ceph osd tier remove newpool testpool

Get the Number of Placement Groups Per Osd

Get the PG distribution per osd in command line :

pool :  0   1   2   3   | SUM 
------------------------------------------------
osd.10  6   6   6   84  | 102
osd.11  7   6   6   76  | 95
osd.12  4   4   3   56  | 67
osd.20  5   5   5   107 | 122
osd.13  3   3   3   73  | 82
osd.21  9   10  10  110 | 139
osd.14  3   3   3   85  | 94
osd.15  6   6   6   87  | 105
osd.22  6   6   5   87  | 104
osd.23  10  10  10  87  | 117
osd.16  7   7   7   102 | 123
osd.17  5   5   5   99  | 114
osd.18  4   4   4   103 | 115
osd.19  7   7   7   112 | 133
osd.0   5   5   5   72  | 87
osd.1   5   5   6   83  | 99
osd.2   3   3   3   74  | 83
osd.3   5   5   5   61  | 76
osd.4   3   3   4   76  | 86
osd.5   5   5   5   78  | 93
osd.6   3   2   2   78  | 85
osd.7   3   3   3   88  | 97
osd.8   9   9   9   91  | 118
osd.9   5   6   6   79  | 96
------------------------------------------------
SUM :   128 128 128 2048    |

CRUSHMAP : Example of a Hierarchical Cluster Map

It is not always easy to know how to organize your data in the Crushmap, especially when trying to distribute the data geographically while separating different types of discs, eg SATA, SAS and SSD. Let’s see what we can imagine as Crushmap hierarchy.
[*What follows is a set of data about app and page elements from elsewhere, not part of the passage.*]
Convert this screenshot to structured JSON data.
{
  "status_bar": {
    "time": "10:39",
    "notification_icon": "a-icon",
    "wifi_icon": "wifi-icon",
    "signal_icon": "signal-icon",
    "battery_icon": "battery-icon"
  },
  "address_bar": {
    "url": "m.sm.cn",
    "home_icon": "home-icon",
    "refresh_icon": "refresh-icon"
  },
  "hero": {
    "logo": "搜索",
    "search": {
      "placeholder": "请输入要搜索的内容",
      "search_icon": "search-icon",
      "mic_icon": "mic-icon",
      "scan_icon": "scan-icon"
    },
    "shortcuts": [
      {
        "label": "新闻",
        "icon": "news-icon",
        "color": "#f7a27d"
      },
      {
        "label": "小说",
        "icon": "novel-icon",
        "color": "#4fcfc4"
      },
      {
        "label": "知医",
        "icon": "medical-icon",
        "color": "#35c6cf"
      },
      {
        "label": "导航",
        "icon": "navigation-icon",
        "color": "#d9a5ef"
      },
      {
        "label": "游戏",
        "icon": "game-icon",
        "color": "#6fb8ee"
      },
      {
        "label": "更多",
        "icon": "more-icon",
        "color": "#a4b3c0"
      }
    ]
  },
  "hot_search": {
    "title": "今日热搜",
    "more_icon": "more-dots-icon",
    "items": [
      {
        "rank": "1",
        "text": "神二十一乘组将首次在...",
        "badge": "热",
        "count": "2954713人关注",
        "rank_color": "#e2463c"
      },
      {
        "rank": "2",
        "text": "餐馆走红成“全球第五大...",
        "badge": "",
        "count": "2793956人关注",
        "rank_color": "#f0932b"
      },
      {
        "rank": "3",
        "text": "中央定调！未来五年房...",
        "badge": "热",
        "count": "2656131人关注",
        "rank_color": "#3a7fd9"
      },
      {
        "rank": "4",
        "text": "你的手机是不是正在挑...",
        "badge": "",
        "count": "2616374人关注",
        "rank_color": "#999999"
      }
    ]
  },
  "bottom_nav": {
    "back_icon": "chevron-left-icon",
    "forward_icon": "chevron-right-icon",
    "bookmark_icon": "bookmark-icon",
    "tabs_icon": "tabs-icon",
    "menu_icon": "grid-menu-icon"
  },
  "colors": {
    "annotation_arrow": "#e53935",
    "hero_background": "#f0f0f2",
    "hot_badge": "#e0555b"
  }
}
Take a simple example of a distribution on two datacenters. (Model 1.1)